::: MATERIAL TO PROCESS :::

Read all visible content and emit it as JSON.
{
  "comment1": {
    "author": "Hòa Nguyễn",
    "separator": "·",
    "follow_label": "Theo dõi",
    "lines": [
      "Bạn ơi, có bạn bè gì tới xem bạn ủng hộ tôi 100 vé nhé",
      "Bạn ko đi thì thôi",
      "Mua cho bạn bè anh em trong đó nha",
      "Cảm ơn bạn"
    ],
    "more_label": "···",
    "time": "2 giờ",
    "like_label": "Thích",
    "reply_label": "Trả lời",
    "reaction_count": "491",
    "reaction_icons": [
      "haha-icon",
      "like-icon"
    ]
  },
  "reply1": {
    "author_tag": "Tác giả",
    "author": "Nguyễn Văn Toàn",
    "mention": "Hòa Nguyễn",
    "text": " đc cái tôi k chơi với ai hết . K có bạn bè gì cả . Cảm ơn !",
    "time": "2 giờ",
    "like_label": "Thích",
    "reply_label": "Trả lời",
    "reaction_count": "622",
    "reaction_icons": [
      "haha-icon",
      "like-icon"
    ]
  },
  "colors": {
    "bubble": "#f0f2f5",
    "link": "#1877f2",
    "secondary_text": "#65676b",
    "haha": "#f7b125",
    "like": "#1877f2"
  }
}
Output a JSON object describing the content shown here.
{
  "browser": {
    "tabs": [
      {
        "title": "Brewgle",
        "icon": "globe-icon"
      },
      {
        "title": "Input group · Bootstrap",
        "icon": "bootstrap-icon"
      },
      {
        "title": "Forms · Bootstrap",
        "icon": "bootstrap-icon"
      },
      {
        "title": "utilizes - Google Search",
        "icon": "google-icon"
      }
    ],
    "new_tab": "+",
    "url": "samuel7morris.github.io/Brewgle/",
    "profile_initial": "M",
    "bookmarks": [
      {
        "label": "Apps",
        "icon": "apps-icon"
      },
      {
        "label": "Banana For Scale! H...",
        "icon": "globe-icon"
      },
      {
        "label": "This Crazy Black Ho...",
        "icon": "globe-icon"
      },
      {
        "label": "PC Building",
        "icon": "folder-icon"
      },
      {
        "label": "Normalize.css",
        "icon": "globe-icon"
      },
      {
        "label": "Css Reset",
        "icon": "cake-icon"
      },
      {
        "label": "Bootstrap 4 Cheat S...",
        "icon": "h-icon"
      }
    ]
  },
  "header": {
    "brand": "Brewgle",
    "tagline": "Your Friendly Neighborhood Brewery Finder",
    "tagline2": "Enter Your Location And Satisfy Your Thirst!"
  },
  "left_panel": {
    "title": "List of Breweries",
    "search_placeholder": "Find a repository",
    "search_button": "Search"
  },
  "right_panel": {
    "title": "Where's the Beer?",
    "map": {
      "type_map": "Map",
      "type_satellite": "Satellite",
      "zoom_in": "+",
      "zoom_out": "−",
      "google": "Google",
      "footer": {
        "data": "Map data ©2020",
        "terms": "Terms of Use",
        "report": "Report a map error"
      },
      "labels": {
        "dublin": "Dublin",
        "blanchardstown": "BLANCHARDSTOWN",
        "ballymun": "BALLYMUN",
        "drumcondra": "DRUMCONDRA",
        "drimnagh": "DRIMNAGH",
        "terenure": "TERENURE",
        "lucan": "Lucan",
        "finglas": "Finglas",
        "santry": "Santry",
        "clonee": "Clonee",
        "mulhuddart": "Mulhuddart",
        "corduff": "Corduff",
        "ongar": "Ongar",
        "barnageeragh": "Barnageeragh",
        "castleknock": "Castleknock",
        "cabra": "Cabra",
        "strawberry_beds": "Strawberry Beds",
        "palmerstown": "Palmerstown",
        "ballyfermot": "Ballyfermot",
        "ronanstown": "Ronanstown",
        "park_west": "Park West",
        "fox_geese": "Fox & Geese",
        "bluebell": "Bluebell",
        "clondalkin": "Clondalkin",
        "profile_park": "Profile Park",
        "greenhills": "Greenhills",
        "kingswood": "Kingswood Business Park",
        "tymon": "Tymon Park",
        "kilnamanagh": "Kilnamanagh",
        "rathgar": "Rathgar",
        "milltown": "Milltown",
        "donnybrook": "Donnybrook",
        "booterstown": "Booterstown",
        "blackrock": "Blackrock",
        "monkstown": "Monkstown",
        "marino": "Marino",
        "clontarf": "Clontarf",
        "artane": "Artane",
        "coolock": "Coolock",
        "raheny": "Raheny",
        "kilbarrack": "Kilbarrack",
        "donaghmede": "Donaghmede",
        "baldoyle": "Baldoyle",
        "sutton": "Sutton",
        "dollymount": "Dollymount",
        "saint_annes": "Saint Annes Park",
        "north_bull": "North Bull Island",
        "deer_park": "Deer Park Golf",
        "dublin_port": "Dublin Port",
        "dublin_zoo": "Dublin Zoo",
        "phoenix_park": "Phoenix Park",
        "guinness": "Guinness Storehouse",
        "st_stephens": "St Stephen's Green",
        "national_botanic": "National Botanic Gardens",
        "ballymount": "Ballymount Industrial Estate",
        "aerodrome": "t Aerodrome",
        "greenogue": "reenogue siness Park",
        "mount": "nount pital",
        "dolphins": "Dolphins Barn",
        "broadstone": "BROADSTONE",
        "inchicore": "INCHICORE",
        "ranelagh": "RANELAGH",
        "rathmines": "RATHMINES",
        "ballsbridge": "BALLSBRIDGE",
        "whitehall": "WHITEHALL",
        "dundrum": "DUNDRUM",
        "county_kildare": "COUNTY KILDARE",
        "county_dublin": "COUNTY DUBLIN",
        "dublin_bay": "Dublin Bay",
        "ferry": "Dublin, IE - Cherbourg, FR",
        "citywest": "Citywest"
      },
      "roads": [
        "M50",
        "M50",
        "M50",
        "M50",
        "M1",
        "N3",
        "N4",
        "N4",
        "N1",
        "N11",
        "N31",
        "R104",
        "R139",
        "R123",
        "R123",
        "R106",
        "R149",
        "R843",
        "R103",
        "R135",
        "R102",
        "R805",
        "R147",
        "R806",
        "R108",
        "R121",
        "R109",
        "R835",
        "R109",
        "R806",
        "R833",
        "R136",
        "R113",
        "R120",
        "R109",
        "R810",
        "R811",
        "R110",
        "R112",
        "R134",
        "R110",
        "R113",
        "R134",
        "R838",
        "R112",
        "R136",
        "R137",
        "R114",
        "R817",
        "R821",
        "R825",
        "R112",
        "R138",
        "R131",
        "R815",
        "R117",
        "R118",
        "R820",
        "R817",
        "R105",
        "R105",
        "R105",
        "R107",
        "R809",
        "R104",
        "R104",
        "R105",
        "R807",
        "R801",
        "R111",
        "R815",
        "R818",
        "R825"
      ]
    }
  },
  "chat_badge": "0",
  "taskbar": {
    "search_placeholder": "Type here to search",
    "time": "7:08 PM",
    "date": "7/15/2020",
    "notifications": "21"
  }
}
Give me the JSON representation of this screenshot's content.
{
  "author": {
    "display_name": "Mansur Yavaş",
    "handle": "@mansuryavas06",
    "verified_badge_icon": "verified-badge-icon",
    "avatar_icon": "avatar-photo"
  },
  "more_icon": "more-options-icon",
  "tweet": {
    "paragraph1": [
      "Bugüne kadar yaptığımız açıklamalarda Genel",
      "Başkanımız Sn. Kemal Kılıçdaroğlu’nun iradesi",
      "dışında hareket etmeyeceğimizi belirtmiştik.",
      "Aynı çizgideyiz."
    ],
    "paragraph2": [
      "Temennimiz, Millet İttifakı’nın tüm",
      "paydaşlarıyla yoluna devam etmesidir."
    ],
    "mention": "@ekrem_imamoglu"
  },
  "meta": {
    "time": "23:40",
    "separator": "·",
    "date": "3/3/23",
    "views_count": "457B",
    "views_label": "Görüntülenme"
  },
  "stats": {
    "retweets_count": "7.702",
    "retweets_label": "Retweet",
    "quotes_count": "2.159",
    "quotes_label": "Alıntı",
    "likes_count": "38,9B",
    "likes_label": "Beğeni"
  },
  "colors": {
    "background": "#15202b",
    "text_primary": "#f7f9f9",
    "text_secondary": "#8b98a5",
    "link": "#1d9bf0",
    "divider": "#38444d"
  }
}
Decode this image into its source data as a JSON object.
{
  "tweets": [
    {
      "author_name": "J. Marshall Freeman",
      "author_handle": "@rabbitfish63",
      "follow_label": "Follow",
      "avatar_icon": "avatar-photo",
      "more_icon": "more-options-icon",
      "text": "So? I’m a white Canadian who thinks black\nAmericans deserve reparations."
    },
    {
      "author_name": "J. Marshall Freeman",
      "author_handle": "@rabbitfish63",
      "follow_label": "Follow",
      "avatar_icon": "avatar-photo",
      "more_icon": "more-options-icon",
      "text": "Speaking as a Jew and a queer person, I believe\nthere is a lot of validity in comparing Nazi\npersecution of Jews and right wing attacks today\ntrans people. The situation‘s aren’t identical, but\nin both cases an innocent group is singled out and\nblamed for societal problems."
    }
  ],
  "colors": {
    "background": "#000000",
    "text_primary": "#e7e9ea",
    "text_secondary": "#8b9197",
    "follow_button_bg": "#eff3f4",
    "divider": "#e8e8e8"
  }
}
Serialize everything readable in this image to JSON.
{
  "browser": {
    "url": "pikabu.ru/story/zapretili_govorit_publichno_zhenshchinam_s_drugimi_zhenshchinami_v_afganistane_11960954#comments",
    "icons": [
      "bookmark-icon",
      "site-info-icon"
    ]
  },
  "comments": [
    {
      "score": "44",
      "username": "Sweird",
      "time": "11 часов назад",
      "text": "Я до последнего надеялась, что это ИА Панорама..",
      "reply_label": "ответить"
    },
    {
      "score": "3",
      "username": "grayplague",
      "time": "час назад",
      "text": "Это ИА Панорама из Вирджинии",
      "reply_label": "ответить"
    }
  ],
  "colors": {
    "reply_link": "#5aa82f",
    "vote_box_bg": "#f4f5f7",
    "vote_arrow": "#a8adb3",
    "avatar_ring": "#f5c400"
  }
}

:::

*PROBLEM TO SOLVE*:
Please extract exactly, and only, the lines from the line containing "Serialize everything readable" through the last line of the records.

*TASK SOLUTION*:
Serialize everything readable in this image to JSON.
{
  "browser": {
    "url": "pikabu.ru/story/zapretili_govorit_publichno_zhenshchinam_s_drugimi_zhenshchinami_v_afganistane_11960954#comments",
    "icons": [
      "bookmark-icon",
      "site-info-icon"
    ]
  },
  "comments": [
    {
      "score": "44",
      "username": "Sweird",
      "time": "11 часов назад",
      "text": "Я до последнего надеялась, что это ИА Панорама..",
      "reply_label": "ответить"
    },
    {
      "score": "3",
      "username": "grayplague",
      "time": "час назад",
      "text": "Это ИА Панорама из Вирджинии",
      "reply_label": "ответить"
    }
  ],
  "colors": {
    "reply_link": "#5aa82f",
    "vote_box_bg": "#f4f5f7",
    "vote_arrow": "#a8adb3",
    "avatar_ring": "#f5c400"
  }
}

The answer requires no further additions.